Exercise instructions: From the records that follow, copy every line that contains the word "icon".

Listed records:
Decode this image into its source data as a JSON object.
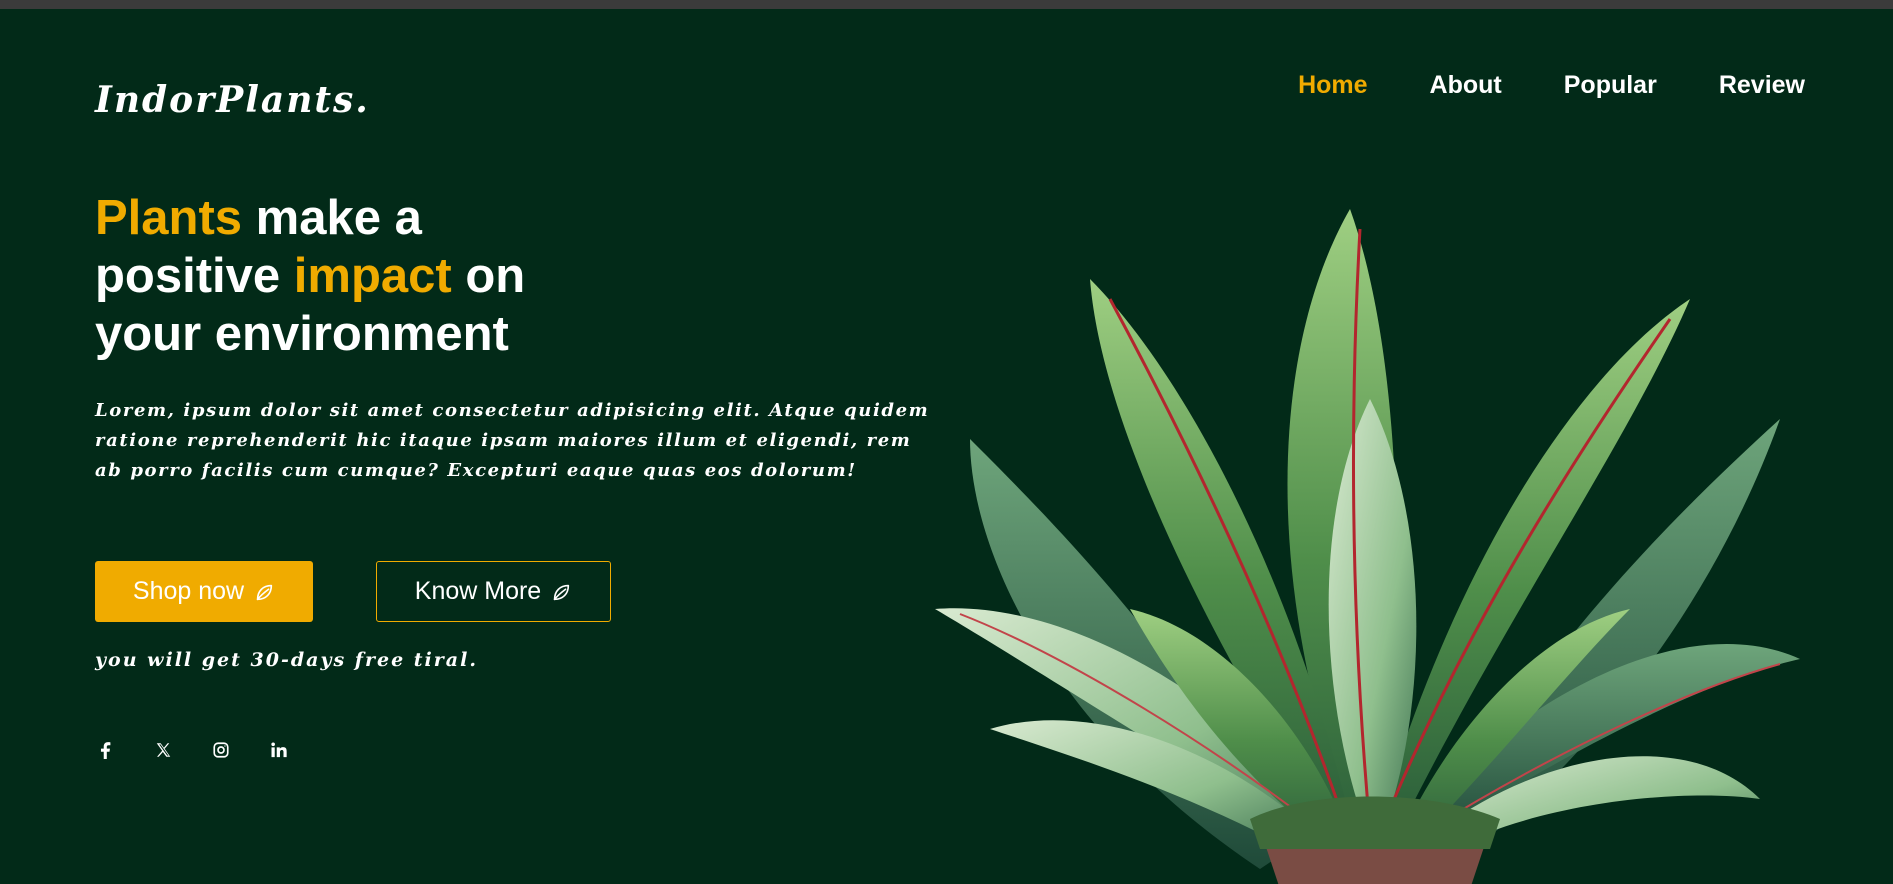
{
  "brand": {
    "logo": "IndorPlants."
  },
  "nav": {
    "items": [
      "Home",
      "About",
      "Popular",
      "Review"
    ],
    "active": "Home"
  },
  "hero": {
    "headline": {
      "word1": "Plants",
      "text1": " make a",
      "text2": "positive ",
      "word2": "impact",
      "text3": " on",
      "text4": "your environment"
    },
    "description": "Lorem, ipsum dolor sit amet consectetur adipisicing elit. Atque quidem ratione reprehenderit hic itaque ipsam maiores illum et eligendi, rem ab porro facilis cum cumque? Excepturi eaque quas eos dolorum!",
    "buttons": {
      "shop_label": "Shop now",
      "know_label": "Know More"
    },
    "trial": "you will get 30-days free tiral."
  },
  "social": [
    "facebook-icon",
    "x-icon",
    "instagram-icon",
    "linkedin-icon"
  ],
  "colors": {
    "background": "#022a18",
    "accent": "#f0ab00",
    "text": "#ffffff"
  }
}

Your response:
    "facebook-icon",
    "x-icon",
    "instagram-icon",
    "linkedin-icon"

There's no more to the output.